Crises of the past have taught me so much about myself: that I am lovable, that I can love so very deeply, that I am a good friend and I need good friends and that they are very scarce, that if I let go things will not collapse and even if they did it is ok and that I too have the right to be free – whatever that means for me.
So, what is this crisis here to teach me? As usual, I will find out in retrospect. But judging from the fears I have and the questions I ask myself today, I am probably ready to understand how much I have grown, how much I have learned, the lives I have changed (including mine) and that I am able to do more, right on my own two feet. I will need to get back to myself on that.
It is not linear, this feeling of “going on a great trip”, of excitement and wonder at what is in store for me – there are peaks and valley and sometimes the valleys get so low that I forget about the sun and I only hear the gremlins of worry. But the voice I have chosen to listen to is always speaking to me: “this IS ok, you are now sifting through your life to understand what is most important for you now, what you need to keep and what you need to shed. The future will welcome you into new joys, hardships, laughter and tears and there will be peace again until the next sifting. Because the only thing we can be promised in this lifetime and one which will for certain be delivered is change.”

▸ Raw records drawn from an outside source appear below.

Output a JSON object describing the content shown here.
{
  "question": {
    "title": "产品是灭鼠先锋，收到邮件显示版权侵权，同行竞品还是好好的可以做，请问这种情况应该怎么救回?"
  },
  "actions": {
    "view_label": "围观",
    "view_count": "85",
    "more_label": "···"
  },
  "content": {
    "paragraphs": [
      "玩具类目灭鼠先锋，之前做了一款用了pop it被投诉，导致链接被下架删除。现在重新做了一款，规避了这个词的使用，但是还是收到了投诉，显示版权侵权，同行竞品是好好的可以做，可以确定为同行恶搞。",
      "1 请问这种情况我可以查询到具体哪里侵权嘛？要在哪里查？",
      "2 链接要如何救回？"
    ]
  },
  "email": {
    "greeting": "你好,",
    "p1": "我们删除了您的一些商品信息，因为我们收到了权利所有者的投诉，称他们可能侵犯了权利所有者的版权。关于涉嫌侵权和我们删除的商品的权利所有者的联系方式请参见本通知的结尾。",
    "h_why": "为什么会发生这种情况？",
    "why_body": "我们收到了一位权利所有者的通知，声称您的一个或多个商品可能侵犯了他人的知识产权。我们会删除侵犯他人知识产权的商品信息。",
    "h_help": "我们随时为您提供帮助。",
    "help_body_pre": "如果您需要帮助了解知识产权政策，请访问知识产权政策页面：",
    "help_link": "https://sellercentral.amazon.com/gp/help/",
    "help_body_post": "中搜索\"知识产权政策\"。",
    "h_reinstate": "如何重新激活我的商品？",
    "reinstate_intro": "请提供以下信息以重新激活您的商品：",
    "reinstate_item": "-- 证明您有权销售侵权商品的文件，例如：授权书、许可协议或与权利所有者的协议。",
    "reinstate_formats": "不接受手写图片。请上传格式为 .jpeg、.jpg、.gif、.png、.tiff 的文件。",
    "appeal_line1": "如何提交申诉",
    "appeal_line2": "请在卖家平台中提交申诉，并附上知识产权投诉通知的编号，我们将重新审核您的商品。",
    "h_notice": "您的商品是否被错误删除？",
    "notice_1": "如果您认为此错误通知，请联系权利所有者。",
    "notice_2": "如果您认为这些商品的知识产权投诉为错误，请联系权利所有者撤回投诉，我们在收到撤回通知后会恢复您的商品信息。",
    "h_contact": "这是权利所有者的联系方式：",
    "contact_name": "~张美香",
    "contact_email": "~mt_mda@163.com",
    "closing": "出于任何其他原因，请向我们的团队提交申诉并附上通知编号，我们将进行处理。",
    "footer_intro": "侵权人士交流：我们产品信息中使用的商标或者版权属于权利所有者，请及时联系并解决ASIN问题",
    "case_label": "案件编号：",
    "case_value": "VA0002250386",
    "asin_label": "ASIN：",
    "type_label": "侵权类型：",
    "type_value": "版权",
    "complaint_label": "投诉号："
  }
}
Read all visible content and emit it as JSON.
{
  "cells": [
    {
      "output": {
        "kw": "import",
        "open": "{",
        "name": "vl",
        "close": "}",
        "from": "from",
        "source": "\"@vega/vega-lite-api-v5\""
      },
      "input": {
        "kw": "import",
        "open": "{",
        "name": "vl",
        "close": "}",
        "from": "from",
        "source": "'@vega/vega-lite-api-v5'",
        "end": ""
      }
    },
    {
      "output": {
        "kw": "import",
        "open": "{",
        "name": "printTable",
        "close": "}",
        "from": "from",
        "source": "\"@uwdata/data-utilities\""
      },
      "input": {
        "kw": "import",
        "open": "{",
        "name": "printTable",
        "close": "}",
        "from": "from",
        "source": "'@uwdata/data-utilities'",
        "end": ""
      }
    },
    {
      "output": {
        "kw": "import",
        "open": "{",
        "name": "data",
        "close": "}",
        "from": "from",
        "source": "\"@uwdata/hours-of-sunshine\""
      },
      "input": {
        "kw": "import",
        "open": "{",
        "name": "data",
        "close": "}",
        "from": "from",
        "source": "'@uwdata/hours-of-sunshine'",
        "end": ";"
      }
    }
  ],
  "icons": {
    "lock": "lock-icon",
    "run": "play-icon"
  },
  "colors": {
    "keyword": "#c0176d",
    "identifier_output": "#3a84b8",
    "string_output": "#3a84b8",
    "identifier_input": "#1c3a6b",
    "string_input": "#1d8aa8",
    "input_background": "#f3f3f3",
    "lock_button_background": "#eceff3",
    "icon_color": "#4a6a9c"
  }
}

Photo by Vadim Bogulov on Unsplash
Yes, you are absolutely not your job, Cata. We take roles on and off like coats, it’s the person inside the coat that matters.
LikeLiked by 1 person
I have found as Richard Rohr has stated so many times that the second stage of life is when our true self emerges, and I think it’s good!!
Gloria, I discovered father Richard in the Chapel (which I miss so so much) and fell inlove with his words instantly. Thank you for your time to read and to drop me a line. Means a lot!